Along the lower Stikine in late summer, the carcasses of spent salmon line every tributary, mocking our efforts to catch even a single one. We feast regularly on fire-grilled Dolly Varden, caught easily near the mouths of the Sitkine’s many tributaries, but it is only the charity of a commercial fisherman that finally fills our bellies with salmon.

The salmon squabble was nearly rendered moot, twice. First, in the late 1970s, BC Hydro proposed Site Z, a plan akin to a Zombie Apocalypse that would have seen five immense dams along the Grand Canyon of the Stikine and the Stikine’s main tributary, the Iskut River. After nearly a decade of opposition, the dam plans were scrapped, and Stikine River Provincial Park was created.

As residents of the Columbia Basin, where dam construction halted salmon migration nearly 75 years ago, we still feel the ecological pain of losing this pelagic lifeblood and are thankful beyond words that rivers like the Stikine still run free.
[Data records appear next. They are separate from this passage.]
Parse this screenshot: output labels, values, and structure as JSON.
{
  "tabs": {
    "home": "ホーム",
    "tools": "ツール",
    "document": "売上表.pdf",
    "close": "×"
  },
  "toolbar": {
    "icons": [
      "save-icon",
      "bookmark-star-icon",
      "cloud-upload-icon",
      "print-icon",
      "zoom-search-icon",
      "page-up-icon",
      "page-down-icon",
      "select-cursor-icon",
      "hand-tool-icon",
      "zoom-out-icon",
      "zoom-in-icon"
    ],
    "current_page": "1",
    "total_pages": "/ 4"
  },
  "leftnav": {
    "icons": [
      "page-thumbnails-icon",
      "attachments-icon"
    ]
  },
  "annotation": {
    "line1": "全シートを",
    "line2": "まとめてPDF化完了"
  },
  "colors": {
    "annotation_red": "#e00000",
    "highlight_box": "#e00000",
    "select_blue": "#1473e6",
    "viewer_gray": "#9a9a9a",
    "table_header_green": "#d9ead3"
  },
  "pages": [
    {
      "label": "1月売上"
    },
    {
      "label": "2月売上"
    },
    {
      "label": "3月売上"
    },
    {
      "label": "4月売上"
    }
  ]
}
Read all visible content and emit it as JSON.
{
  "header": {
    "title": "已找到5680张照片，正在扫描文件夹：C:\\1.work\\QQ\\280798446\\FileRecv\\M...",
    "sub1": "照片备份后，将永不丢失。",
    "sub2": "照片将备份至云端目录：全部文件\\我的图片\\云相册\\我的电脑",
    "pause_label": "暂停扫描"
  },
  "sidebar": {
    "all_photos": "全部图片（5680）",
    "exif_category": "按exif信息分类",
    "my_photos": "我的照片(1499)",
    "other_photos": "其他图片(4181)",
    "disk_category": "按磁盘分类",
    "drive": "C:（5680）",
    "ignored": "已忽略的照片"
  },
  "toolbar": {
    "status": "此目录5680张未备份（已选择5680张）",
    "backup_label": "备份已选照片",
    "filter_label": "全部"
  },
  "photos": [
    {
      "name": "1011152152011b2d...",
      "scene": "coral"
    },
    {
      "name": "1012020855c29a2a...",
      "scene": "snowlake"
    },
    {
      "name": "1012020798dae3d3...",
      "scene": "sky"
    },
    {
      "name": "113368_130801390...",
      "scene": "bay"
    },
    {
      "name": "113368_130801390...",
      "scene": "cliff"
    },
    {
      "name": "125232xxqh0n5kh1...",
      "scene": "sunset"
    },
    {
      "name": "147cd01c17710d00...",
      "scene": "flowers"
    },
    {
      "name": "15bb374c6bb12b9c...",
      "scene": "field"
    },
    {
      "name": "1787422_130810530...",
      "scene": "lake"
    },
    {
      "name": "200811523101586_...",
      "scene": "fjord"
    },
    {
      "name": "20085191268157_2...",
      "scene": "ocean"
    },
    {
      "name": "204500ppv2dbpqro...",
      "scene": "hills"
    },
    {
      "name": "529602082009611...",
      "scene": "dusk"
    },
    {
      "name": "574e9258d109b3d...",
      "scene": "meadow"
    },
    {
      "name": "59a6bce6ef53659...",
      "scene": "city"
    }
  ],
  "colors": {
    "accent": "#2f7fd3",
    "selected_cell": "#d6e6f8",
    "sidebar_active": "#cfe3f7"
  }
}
More recently, Shell Canada proposed a mammoth coalbed methane development in the Sacred Headwaters of the Stikine, Nass and Skeena rivers, a plan scuttled in 2012 after the Tahltan and other interests stood their ground and said “no.”

After another side trip to iceberg-choked Shakes Lake, we finally heed the call of the Pacific and give in to the last leg of our journey, entering Alaska’s Stikine-LeConte Wilderness.

Here the river meets its match and finally slows as it runs into Pacific tidewater, and with tide comes fog. We feel our way by compass through nomadic sandbars and finally across five kilometres of Pacific swells from the mouth of the Stikine to the barnacle-caked dock at Wrangell, a rough-and-ready, deep-fried town full of bumper sticker variations on the right to bear arms.

From here, the Stikine seems pristine and permanent: unbreakable. It has persevered through glacial assault, First Nations battles, two gold rushes, the Salmon Wars and BC’s plans to shackle her with hydroelectric projects.

However, even BC’s most remote rivers are never far from the crosshairs of industry, and the sights of two industrial giants are set on the Stikine’s resources. In the headwaters of Galore Creek, Teck Cominco and NovaGold have permits to create the world’s largest copper-gold mine. This open-pit copper and gold mining operation would produce 95,000 tonnes of ore a day, hauled out through a 12-km tunnel to be trucked to port in Stewart. With potential startup not until 2018, Nova Gold is currently trying to liquidate its share of the project, and the future of this complex proposal is far from certain.

Like paddling too enthusiastically on the fast-moving waters of the wild Stikine, if we rush to industrialize our last wild areas, we may find we come to the end too soon. The lesson of the Stikine, and rivers like it, is the importance of knowing when to stow your paddle.